    These policies and investments will help achieve the four outcomes outlined above. Priorities among these will vary by country.

    1. Promote adequate, secure and equal access for women and men to land, natural resources, finance, knowledge and technology, infrastructure, services and markets:

    Invest in developing human capital and infrastructure to improve access to services in rural areas health, education, security and utilities, as well as commercial and financial services, government administrative services, postal and communication services, transport and construction as part of broader strategies to improve food and nutrition security, working and living conditions for rural workers, and the attractiveness of the rural economy. Promote investment programmes in human capital, with a particular focus on smallholders and agricultural workers, both female and male, which build their capacities and have a positive effect on yields and revenues.

    Put in place policies to ensure that women and men have equal rights and control over resources, including land and other forms of property.

    Promote public investment in infrastructure storage facilities, irrigation, roads, harbours, etc. contributing to increased productivity and access to markets and reduced production costs for smallholders. This will attract private investment, enhance the creation of more and better jobs, and stimulate growth. Promote local resource-based infrastructure projects which create greater quantity and quality of jobs and contribute to broader local micro, small and medium-sized enterprise development, skills development and local economic development. Engage women in planning processes to support their equal access to employment opportunities.

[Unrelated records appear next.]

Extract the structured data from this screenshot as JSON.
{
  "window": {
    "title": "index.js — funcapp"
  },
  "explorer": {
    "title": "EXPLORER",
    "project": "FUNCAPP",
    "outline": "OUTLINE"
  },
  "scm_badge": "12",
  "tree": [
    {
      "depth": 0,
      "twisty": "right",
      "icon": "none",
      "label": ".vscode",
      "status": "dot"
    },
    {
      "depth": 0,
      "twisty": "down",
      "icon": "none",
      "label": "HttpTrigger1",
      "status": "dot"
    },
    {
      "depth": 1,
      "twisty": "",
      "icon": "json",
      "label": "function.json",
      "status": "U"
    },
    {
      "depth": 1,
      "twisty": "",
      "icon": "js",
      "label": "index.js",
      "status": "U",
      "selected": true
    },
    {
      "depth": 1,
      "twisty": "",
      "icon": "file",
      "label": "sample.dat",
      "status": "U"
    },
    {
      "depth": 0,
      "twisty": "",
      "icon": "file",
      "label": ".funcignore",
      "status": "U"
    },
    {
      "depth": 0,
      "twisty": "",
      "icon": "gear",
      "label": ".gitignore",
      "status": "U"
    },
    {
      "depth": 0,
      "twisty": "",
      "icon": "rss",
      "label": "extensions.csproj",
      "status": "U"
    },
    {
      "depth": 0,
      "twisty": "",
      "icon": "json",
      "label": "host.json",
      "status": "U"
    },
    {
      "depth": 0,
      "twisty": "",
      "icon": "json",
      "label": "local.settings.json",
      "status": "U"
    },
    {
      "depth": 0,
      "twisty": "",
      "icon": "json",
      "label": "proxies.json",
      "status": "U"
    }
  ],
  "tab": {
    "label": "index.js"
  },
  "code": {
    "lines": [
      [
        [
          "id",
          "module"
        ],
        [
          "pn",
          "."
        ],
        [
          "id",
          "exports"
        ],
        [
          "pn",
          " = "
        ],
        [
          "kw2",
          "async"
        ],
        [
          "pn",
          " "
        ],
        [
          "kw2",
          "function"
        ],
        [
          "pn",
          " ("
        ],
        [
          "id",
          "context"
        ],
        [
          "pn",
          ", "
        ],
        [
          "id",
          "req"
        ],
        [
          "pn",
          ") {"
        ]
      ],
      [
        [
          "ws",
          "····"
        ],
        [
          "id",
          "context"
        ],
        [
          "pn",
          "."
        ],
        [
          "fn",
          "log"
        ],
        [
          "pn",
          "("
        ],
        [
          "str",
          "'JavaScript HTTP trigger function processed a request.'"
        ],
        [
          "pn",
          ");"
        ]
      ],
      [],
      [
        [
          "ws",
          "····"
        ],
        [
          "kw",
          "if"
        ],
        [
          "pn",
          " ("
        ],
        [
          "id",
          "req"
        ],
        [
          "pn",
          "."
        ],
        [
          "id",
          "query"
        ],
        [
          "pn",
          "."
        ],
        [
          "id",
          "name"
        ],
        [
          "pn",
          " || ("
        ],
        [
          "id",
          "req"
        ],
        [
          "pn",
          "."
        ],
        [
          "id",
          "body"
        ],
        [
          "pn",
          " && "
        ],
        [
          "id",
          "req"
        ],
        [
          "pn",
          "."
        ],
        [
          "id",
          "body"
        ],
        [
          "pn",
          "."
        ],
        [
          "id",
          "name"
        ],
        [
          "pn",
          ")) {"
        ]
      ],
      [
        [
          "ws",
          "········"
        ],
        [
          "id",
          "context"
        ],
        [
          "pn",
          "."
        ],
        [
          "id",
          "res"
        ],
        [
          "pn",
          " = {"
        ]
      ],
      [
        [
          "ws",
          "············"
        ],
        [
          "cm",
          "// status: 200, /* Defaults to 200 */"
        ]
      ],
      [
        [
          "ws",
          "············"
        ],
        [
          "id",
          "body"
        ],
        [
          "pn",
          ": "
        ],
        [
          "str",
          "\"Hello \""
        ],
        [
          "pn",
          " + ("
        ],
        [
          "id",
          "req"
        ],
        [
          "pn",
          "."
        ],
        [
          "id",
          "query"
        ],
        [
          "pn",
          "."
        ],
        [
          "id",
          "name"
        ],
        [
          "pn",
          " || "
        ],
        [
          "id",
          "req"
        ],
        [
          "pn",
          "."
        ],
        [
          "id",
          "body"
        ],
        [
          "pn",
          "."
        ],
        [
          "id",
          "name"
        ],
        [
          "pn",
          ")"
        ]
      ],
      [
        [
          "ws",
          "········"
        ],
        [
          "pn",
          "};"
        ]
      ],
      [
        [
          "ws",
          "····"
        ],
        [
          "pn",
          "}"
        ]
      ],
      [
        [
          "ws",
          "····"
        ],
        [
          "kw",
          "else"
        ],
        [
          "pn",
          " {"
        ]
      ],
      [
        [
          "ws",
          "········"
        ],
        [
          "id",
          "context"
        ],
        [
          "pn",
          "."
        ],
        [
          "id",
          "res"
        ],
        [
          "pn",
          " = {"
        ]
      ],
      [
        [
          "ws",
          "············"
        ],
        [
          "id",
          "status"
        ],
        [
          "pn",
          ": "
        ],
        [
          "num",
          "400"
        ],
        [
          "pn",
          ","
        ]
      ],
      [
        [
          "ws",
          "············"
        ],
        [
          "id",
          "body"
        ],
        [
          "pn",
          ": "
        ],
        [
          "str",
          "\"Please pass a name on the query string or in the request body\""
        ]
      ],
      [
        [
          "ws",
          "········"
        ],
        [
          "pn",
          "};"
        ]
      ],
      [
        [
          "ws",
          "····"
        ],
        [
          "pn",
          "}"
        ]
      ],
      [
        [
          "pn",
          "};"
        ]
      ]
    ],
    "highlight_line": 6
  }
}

    Improve access to financial services for both men and women to a range of productive (asset accumulation, working capital) and protective (mitigating risk exposure, including health issues) purposes. This should help smallholders and rural populations in general purchase stock, equipment, and agricultural inputs; maintain infrastructure; contract labour for planting and harvesting; transport goods to markets; make and receive payments; manage peak season incomes to cover expenses in the low season; invest in education, shelter and health; and, deal with emergencies. Insurance can help protect smallholders asset base and increase their productivity.

  • 3

    Promote cooperative and farmers organizations which can facilitate equal access for women and men to knowledge, credit/finance and technology, services and markets, and help rural workers improve their productivity and incomes.

    2. Foster increased and equal access for men and women, and in particular young people, to

    agricultural and rural advisory services, including agricultural research and extension, as well as improved seeds and good planting materials:

    Strengthen smallholder access to markets and agricultural services, paying special attention to gender equality which is essential for increasing smallholder productivity and incomes and achieving sustainable economic development. Despite their multiple roles, women have significantly less access than men to land and other assets, services, processing and marketing opportunities that would enable them to enhance their productivity and improve their livelihoods and incomes. They also have limited access to credit, information and technologies, and often face difficulties in terms of mobility and political participation. Gender equality and womens empowerment are crucial to achieving food and nutrition security, and enabling poor rural people to overcome poverty. Evidence demonstrates that when women are empowered, there are significant benefits for agricultural production, rural business dev

Search related